As we wrote last month, Mass Effect 3's Kinect functionality is a quantum leap for Kinect integration. BioWare has woven the peripheral's voice control tech into the game's fabric, letting you order mates around, change weapons and even get your thesp on with the Mass Effect 3 script.
The best part, however, isn't what you can do with Kinect in Mass Effect 3 but the fact that you can do without it, whenever and wherever it takes your fancy. There's no cumbersome swapping away from "Kinect mode" - if you haven't got to time to scream an order, just hit a button instead. The result is functionality that's always there yet only as intrusive as you want it to be.
"It happened almost by accident," executive producer Casey Hudson admitted to OXM a week before launch. "We didn't set out to make Mass Effect 3 a voice-controlled title. But a programmer was working in the studio, had the Kinect hardware, and was just experimenting with it.
"And he realised that with the software that comes with Kinect, it was very easy to connect something that you can do in the game with something you've said, almost as easy as that. No research required - it was all there, done for us.
"And we started thinking about what we could actually achieve with that. So many things came to mind - you could tell a squad member to attack your target, you could tell a squad member to switch weapons. While you're busy with the controller, you can tell him to do something that you're not physically able to do, because your thumbs aren't free."
Impressive stuff - but putting the dialogue system under voice control was the real breakthrough for Casey and chums. "It's very fortunate how it works with the existing system, which is that we have paraphrases. Speak those paraphrases, and they trigger that line.
"Once you start doing that, you realise you're using different mental pathways to interact with the game. You're not pressing buttons to talk, you're talking to talk. And it makes conversation totally different, especially because the Kinect can isolate room noise really well.
"You don't have to project out to your TV in any way," he continued. "You can speak quietly in a conversational tone. And it hears you, and then you're having this amazingly realistic conversation with a character.
"It feels like the future of interactive storytelling.
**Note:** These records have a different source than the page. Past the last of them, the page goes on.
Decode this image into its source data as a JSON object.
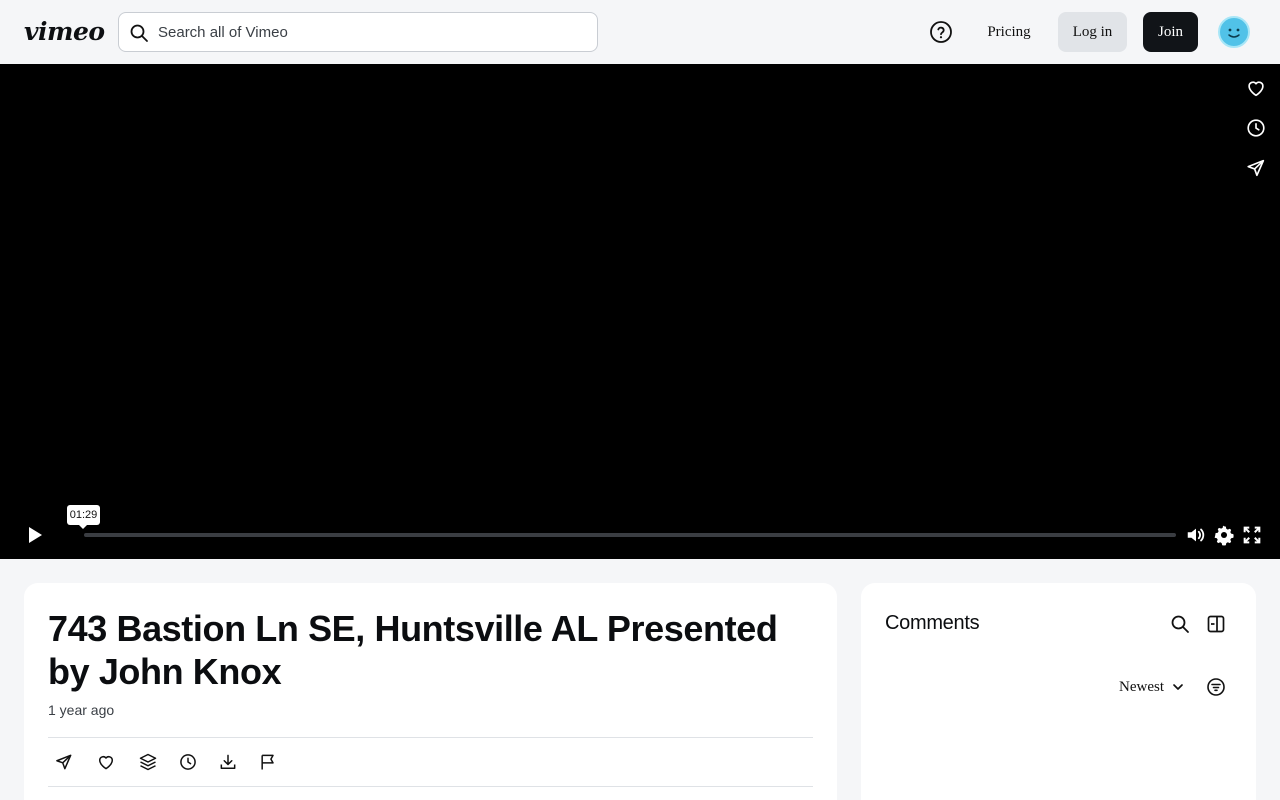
{
  "header": {
    "logo": "vimeo",
    "search_placeholder": "Search all of Vimeo",
    "pricing_label": "Pricing",
    "login_label": "Log in",
    "join_label": "Join"
  },
  "player": {
    "hover_time": "01:29",
    "progress": 0.0
  },
  "video": {
    "title": "743 Bastion Ln SE, Huntsville AL Presented by John Knox",
    "age": "1 year ago"
  },
  "comments": {
    "title": "Comments",
    "sort_label": "Newest"
  },
  "colors": {
    "accent_dark": "#111418",
    "avatar": "#51c2e8",
    "page_bg": "#f5f6f8"
  }
}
You're just talking to a character, and you're going deeper into their conversation, asking them questions and telling them things and after it's over you pick up the controller, and it's a cold piece of plastic, and you think 'this is the old way, and what I was doing was the future'."
BioWare chose not to use Kinect's motion control features for Mass Effect 3, calling the tech a "barrier", but Casey sees potential here nonetheless. "Part of the thing that makes it work is that it just works. It's reliable and fast. As other technologies get to the point where they're not gimmicky, but reliable and fast, then we can start doing things with gesture."
How have you found Mass Effect 3's Kinect functionality? Come on, it makes a nice change from talking about the ending.